Credit scores play a crucial role in our financial lives, impacting our ability to secure loans, obtain favorable interest rates, and access various financial opportunities. However, understanding credit scores can be a complex task. In this article, we will delve into the basics of credit scores, exploring how they are calculated and the factors that influence them. By gaining a solid understanding of credit scores, you can take proactive steps to improve and maintain a healthy credit profile.

  1. What is a Credit Score? A credit score is a numerical representation of an individual's creditworthiness, reflecting their likelihood of repaying debts responsibly. It is a three-digit number that helps lenders assess the level of risk associated with lending money to a particular borrower.

  2. Calculation of Credit Scores: Credit scores are typically calculated using mathematical algorithms that evaluate various pieces of information from a person's credit history. While specific scoring models may vary, the most common one is the FICO score, developed by the Fair Isaac Corporation. Factors considered in credit score calculations include:

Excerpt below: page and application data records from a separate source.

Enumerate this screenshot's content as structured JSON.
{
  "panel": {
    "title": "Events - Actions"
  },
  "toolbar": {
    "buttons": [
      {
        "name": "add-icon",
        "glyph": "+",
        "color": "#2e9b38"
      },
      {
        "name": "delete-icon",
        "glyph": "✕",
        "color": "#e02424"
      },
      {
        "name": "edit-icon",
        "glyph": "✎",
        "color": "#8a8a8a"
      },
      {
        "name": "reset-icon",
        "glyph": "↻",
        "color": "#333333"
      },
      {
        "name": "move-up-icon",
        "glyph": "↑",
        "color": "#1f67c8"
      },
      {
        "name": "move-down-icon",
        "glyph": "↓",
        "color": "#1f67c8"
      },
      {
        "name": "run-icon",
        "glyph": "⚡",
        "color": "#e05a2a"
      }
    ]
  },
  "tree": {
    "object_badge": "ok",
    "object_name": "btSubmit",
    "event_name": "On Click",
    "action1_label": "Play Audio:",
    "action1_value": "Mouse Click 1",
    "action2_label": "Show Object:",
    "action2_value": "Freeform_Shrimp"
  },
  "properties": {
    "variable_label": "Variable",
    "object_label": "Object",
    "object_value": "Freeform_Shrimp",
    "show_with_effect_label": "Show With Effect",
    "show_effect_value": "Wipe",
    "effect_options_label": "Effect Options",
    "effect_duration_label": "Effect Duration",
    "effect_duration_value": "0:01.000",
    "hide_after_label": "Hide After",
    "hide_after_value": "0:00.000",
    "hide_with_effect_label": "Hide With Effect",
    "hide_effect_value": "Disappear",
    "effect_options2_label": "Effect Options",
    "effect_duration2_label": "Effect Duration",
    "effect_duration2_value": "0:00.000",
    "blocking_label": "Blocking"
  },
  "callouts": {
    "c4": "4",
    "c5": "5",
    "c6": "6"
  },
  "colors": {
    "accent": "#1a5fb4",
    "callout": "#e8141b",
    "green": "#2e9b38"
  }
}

    a. Payment History: The payment history carries significant weight and assesses whether an individual has made payments on time or if they have any late payments, defaults, or delinquencies.

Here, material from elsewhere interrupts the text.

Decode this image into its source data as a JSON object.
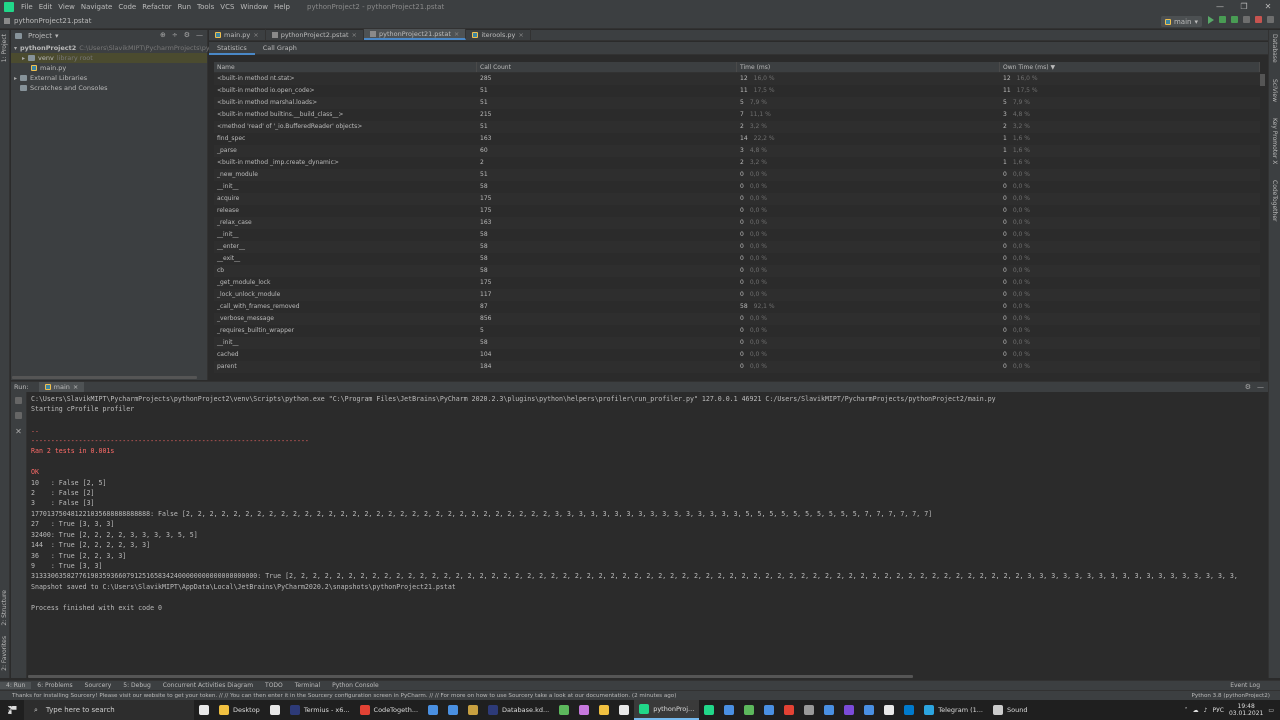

    b. Credit Utilization: This factor examines the ratio of available credit to the amount of credit being utilized. Maintaining a low credit utilization ratio demonstrates responsible credit management.

    c. Length of Credit History: The length of your credit history reflects the duration for which you have held credit accounts. A longer credit history generally indicates greater stability and can positively impact your credit score.

    d. Credit Mix: The types of credit accounts you hold, such as credit cards, loans, mortgages, and others, contribute to your credit mix. A diverse credit mix can be viewed positively by lenders.

    e. New Credit Applications: Frequent credit applications within a short period can be seen as a red flag. Multiple credit inquiries may indicate a higher risk of default or financial instability.

  3. Credit Score Ranges: Credit scores typically range from 300 to 850, with higher scores indicating better creditworthiness. Here's a general breakdown of credit score ranges:

    a. Excellent (800-850): Individuals in this range are highly likely to receive the most favorable interest rates and credit terms.

    b. Good (670-799): This range signifies a solid credit history, allowing borrowers to access credit at reasonable interest rates.

    c. Fair (580-669): Scores in this range may result in higher interest rates or more stringent credit terms. It indicates some credit issues that need improvement.

    d. Poor (300-579): Scores in this range may make it difficult to qualify for credit, and if approved, interest rates may be significantly higher.

  4. Monitoring and Improving Credit Scores: Regularly monitoring your credit score is crucial to identify any discrepancies or areas for improvement. Here are some strategies for improving your credit score:

    a. Paying Bills on Time: Consistently making on-time payments is one of the most effective ways to maintain and improve your credit score.

    b. Reducing Credit Card Balances: Keeping credit card balances low in relation to your credit limits can positively impact your credit utilization ratio.

    c. Minimizing New Credit Applications: Limit unnecessary credit applications, as each application can result in a hard inquiry that temporarily lowers your credit score.

    d. Reviewing Credit Reports: Request and review your credit reports regularly to identify errors or discrepancies that may be negatively impacting your score. Dispute any inaccuracies you find.

    e. Establishing Good Credit Habits: Developing responsible credit habits over time, such as maintaining a consistent payment history and avoiding excessive debt, can lead to long-term financial success.